Basketball Workout for Losing Weight
Losing weight requires the successful implementation of several factors. A good diet, a solid workout plan and the will power to see it all through. But diets and workout plans can be tough to slog through if they’re not interesting enough. Incorporating a sport into your weight-loss workout plan will help you stick to it, and also help you achieve a better level of athletic fitness. Basketball, with its focus on cardio and full-body engagement, is a perfect sport for losing weight.
The best weight-loss aspect that a basketball workout offers is high-intensity cardio. Playing on a competitive or recreational basketball team requires a lot of running, and near constant motion throughout a game. To prepare for the cardio demands of the game, run at least a mile four or five days each week. Hit the court and do sprint training, with line-to-line shuttles from basket to basket. Perform shuttles across the length of the court four to six times, and across the width of the court eight to 10 times. Intersperse shuttles across the court with shuttles down the length of the court.To improve your game and to engage your upper body, practice doing the shuttles while dribbling a ball up and down the court.
Even though it’s a cardio-intensive sport, you need to develop basic levels of strength to be competitive, even if you play recreationally. Body weight exercises translate well to performance on the court, and the development of functional strength will help boost your metabolism, improving the rate at which you lose weight. Pushups, pullups, squat thrusts, lunges, side bends and torso twists all use your body weight to provide resistance and engage most of your body’s major muscle groups. For pushups, begin with two or three sets of at least 10 reps. For pullups, begin with a single set of up to 10 reps. for squat thrusts and lunges, three sets of 10 reps will provide a good starting point. For side bends and torso twists, begin with two sets of 20 reps. As you grow stronger, increase reps, then sets to keep the workouts challenging.
The form of a basketball shot engages many muscle groups in the body, and provides a solid overall workout when it’s done multiple times over the course of a workout. From the wrists and arms to the back and legs, most of the body has a stake in every shot. Start every basketball workout with shots from the free-throw line. After a few shots start sinking, move back to the top of the key and continue shooting. Work your way around the three-point line, taking shots from several angles. Your shooting routine should last for 20 to 30 minutes. Next move on to more complex drills, like dribbling from post to post, to improve coordination and increase your heart rate while perfecting your skills. Begin with 10 drives from post to post while dribbling. Drive to the basket with the ball at a full pace and practice layups. Do this for 10 to 15 minutes.
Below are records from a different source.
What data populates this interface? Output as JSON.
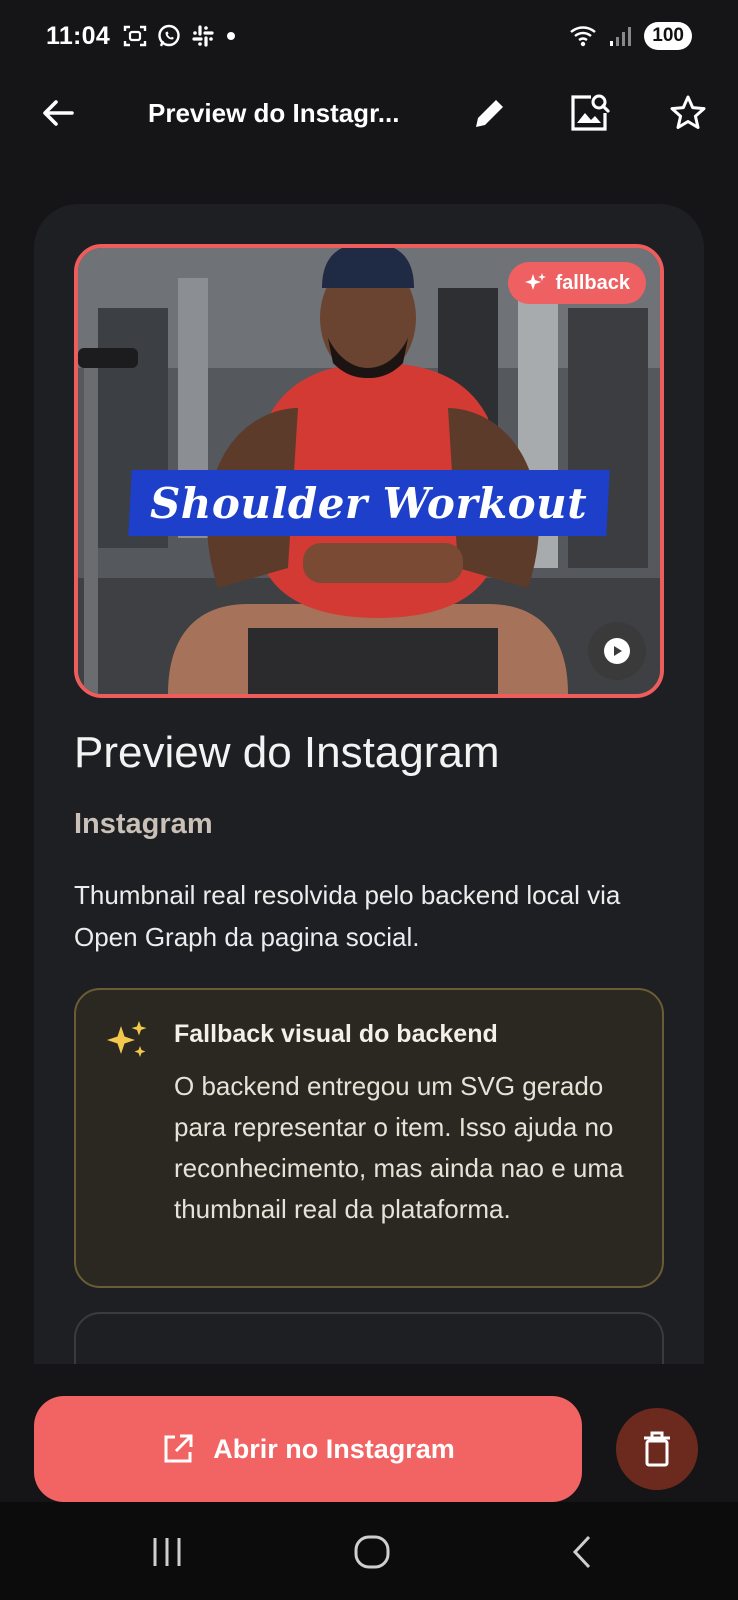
{
  "status_bar": {
    "time": "11:04",
    "battery": "100"
  },
  "app_bar": {
    "title": "Preview do Instagr..."
  },
  "media": {
    "chip_label": "fallback",
    "overlay_text": "Shoulder Workout"
  },
  "content": {
    "title": "Preview do Instagram",
    "subtitle": "Instagram",
    "description": "Thumbnail real resolvida pelo backend local via Open Graph da pagina social."
  },
  "notice": {
    "title": "Fallback visual do backend",
    "body": "O backend entregou um SVG gerado para representar o item. Isso ajuda no reconhecimento, mas ainda nao e uma thumbnail real da plataforma."
  },
  "actions": {
    "open_label": "Abrir no Instagram"
  },
  "colors": {
    "accent": "#f26464",
    "background": "#151517",
    "card": "#1e1f22",
    "notice_bg": "#2a2820",
    "notice_border": "#6b5c36",
    "delete_bg": "#6c2a1e",
    "sparkle": "#f2c94c"
  },
  "icons": {
    "back": "arrow-left-icon",
    "edit": "pencil-icon",
    "image_search": "image-search-icon",
    "favorite": "star-outline-icon",
    "sparkle": "sparkle-icon",
    "play": "play-icon",
    "open_external": "open-external-icon",
    "delete": "trash-icon"
  }
}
The run-dribble-and-jump routine offers a well-rounded exercise, and is an essential part of the game.
When increasing your level of exercise, even with the goal of losing weight, you must consume a diet with enough calories to support the increased activity. Reducing your caloric intake drastically while also increasing the caloric demands that a basketball workout places on your body can slow your metabolism and hinder your weight loss. Consume a balanced diet rich in complex carbohydrates, healthy fats and quality protein. Allow enough time for your body to recover in between workouts. For drills and body-weight exercises, try to rest for at least one day between sessions. A good schedule will begin with cardio, strength training and drills on Day 1, cardio and drills on Day 2 and rest on Day 3. On Day 4, do cardio, strength training and drills, then do cardio and drills on Day 5 and cardio only on Day 6. Rest completely on Day 7.
Bobby R. Goldsmith is a writer and editor with over 12 years of experience in journalism, marketing and academics. His work has been published by the Santa Fe Writers Project, "DASH Literary Journal," the "Inland Valley Daily Bulletin" and WiseGEEK.